The hardest part of disruption is disrupting yourself – R Ray Wang.
As the Industrial revolution changed society and new communication technologies were born, the western world experienced an age of revolution. Manifestos flew from the printers as advocates for changes in society sought to draw people to their causes and changes to society and economic activity. The passion for manifestos quietened after the shocks of two world wars. By then massive change had occurred to the level of social support, to the structure of the economy and to the power of social classes. Society had adjusted to new social models that mitigated (or in the case of totalitarian states suppressed) issues of the prior disruptions, our corporate business models were relatively static and a long boom drove western and global economies.
A new age of manifestos
We could be entering a new age of manifestos. With new communication technologies, disruption to traditional corporate models and the economic activity, change is required but we are not yet clear on what that change means. In recent weeks we have seen
- The Responsive Organisation manifesto
- The Work Revolution manifesto
- increased discussion of Holocracy:
- other new movements (like Change Agents Worldwide, Social Enterprise, New Economy, Social Value, etc) are growing, and
- hundreds of conferences blog posts and other papers on disruption, the future or work and social issues arising from disruption
The new manifesto is personal
If we learn one thing from that last age of manifestos, it should be that nobody should surrender themselves unthinking to a cause. The quote above captures the challenge of this new adaptive age. We need to disrupt ourselves as much as we need to disrupt the organisations, economies and societies we make up.
So what is your manifesto? Your changes are unique. You have a unique purpose. The changes you will drive will need to be social but before you join a movement be clear on what you want to see done. Make sure you are shaping the movement to your causes.
Take some time to reflect but start to write down your own personal manifesto. Feel free to beg, borrow and steal. Practice your new manifesto. Live your new disrupted self.

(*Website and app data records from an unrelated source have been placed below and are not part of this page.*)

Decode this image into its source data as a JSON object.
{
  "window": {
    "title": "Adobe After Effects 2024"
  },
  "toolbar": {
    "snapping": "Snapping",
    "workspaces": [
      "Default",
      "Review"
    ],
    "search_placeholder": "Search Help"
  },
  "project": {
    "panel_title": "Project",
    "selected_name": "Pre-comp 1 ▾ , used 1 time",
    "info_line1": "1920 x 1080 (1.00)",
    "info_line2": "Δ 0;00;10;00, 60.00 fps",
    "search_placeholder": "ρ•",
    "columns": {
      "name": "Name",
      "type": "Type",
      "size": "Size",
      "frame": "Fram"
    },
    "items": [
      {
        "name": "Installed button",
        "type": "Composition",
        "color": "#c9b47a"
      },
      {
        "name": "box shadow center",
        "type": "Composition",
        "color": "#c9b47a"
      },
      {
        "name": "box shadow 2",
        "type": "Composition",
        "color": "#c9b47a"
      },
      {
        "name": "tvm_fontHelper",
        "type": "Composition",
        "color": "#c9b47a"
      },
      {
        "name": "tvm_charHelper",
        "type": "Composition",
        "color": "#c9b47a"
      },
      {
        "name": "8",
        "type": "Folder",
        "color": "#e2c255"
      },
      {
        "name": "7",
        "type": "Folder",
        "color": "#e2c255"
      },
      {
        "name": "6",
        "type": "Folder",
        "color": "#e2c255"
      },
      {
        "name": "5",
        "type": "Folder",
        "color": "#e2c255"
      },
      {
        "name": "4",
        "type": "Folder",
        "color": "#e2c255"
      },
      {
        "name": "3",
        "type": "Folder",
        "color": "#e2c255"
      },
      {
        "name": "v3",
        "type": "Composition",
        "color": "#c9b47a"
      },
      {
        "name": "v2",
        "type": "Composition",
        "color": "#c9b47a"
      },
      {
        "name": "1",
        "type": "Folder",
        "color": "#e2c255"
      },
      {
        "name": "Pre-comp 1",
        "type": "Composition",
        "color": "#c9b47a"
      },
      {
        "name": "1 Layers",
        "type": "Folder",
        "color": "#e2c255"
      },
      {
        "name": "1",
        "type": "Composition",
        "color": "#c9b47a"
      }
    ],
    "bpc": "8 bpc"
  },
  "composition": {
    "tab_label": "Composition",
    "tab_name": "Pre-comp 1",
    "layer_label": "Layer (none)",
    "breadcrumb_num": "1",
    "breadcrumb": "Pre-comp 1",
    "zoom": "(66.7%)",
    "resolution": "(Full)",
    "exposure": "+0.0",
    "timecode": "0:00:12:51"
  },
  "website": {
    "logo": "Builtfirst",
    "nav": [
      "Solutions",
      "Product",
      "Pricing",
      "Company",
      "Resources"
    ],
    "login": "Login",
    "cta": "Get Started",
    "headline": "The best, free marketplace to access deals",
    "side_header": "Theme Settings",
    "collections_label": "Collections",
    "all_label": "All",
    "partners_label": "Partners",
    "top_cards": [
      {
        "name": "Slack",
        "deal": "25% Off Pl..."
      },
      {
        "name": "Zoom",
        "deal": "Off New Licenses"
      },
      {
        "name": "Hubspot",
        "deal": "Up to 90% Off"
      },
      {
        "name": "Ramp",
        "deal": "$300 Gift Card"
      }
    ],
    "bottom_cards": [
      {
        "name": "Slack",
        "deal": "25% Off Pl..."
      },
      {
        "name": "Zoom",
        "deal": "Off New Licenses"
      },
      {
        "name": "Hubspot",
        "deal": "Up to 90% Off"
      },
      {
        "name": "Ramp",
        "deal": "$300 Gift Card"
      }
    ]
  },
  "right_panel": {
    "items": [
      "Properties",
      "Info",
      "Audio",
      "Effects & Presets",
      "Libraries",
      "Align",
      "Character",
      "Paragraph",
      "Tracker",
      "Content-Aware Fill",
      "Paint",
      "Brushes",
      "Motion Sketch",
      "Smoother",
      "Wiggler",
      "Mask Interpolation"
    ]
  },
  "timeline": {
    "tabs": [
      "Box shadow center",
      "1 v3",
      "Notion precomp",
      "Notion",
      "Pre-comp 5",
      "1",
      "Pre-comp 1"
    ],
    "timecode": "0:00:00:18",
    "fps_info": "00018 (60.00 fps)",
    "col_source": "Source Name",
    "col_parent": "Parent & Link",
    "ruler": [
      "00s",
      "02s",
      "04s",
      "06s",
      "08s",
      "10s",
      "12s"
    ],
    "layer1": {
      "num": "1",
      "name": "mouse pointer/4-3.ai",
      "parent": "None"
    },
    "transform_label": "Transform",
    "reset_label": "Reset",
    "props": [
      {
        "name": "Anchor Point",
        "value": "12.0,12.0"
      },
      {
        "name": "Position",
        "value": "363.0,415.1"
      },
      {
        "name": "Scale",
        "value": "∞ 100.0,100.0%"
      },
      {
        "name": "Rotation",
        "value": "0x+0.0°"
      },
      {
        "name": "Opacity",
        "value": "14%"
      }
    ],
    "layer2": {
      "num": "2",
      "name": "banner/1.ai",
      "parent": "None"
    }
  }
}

Adapt and change your manifesto as you learn from the work. Adaptation is not just a challenge for organisations it is a personal challenge. Will you have the capabilities required for the future of work? Will your role and your passions survive the changes ahead? You won’t know unless you adapt, experiment and change yourself.
The more you live your manifesto the clearer it will be, the more power it will have and the better guide it will be for others.
Start today. Others are waiting to see your contribution to the new age of manifestos.